■ Task input:
────────

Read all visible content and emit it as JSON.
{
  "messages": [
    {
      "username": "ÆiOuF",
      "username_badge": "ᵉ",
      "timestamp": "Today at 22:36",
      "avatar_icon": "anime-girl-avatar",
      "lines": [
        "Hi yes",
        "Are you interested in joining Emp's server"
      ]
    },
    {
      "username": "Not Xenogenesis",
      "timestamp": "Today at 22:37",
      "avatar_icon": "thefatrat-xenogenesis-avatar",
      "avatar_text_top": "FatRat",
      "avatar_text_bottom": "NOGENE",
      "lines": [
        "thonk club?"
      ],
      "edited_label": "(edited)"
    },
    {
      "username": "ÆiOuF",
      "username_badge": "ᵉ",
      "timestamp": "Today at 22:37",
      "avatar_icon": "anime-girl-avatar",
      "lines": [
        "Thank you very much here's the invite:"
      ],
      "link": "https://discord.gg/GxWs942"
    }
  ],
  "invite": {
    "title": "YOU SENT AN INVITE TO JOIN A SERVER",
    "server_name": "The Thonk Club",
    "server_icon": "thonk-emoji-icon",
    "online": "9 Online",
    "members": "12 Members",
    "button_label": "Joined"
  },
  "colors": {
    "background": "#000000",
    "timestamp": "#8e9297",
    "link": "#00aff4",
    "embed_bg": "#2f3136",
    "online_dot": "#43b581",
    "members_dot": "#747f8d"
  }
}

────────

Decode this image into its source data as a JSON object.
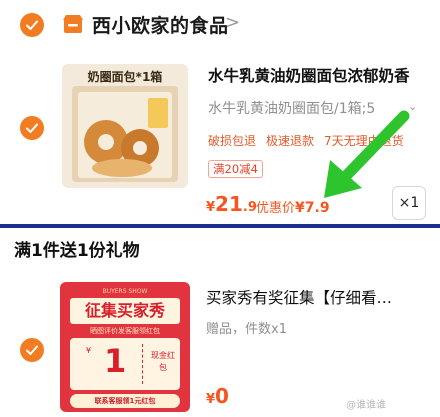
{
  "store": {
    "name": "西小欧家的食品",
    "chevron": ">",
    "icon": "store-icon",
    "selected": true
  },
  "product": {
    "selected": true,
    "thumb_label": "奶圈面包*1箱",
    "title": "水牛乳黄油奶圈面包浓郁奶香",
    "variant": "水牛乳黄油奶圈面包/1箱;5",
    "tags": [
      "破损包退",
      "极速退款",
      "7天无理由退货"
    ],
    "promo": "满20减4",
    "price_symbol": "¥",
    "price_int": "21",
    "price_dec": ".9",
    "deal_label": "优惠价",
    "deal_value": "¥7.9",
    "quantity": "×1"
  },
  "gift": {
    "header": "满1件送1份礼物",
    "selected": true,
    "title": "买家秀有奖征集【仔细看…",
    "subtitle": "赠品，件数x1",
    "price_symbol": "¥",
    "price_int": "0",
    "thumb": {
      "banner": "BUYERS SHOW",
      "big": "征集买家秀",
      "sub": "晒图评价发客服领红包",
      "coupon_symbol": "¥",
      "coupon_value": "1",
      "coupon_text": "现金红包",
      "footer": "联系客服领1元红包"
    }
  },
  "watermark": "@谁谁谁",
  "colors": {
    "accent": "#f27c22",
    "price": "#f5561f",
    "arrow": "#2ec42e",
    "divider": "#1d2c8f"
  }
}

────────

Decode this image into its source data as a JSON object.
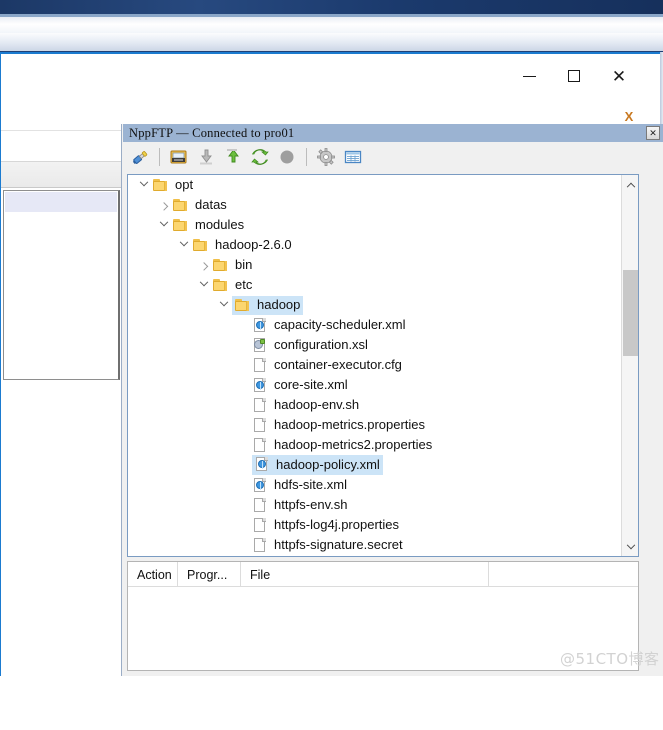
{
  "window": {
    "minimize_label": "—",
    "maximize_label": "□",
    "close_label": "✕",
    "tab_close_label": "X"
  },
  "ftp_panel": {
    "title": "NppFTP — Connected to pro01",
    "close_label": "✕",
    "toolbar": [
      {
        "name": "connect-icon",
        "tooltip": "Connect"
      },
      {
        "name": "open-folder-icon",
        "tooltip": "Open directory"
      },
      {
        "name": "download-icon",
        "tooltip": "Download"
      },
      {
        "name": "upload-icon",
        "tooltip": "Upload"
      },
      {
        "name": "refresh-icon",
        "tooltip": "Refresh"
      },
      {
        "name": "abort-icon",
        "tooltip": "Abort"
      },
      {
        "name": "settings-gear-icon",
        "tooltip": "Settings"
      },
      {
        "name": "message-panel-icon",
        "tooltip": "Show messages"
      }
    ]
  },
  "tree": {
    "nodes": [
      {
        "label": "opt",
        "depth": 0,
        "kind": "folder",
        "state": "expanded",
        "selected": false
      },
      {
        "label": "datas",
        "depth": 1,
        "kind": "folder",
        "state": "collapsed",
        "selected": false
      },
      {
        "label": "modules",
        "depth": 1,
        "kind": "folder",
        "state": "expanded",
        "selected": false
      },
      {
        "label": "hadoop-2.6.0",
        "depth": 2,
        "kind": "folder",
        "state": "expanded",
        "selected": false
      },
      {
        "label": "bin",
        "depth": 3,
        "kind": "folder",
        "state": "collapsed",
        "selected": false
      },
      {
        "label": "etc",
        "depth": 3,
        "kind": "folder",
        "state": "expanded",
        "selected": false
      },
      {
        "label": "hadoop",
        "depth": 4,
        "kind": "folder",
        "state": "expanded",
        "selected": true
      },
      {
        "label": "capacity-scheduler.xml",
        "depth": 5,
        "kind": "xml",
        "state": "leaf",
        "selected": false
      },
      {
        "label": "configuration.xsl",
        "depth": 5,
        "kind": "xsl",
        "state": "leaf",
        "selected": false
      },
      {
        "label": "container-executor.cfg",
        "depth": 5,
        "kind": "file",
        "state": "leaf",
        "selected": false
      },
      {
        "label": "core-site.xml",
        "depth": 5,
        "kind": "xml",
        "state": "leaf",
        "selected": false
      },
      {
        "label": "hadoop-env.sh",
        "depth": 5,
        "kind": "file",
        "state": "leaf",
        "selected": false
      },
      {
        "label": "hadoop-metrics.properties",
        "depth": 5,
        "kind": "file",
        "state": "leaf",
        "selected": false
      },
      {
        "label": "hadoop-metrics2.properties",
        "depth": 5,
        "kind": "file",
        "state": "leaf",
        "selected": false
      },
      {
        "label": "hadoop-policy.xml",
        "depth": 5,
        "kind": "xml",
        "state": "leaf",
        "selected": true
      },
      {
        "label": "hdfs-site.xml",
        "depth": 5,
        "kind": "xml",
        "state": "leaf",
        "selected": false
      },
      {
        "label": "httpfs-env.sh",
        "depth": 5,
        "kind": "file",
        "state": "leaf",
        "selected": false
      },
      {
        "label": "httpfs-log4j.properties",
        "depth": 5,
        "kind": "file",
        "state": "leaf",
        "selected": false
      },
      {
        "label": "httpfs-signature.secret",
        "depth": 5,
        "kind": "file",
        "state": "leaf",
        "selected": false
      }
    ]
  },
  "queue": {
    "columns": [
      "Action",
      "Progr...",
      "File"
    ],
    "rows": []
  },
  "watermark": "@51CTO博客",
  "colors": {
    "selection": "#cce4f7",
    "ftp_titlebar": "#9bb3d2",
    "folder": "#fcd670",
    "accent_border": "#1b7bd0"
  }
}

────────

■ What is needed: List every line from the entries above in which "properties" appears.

■ Result for this exercise:
        "label": "hadoop-metrics.properties",
        "label": "hadoop-metrics2.properties",
        "label": "httpfs-log4j.properties",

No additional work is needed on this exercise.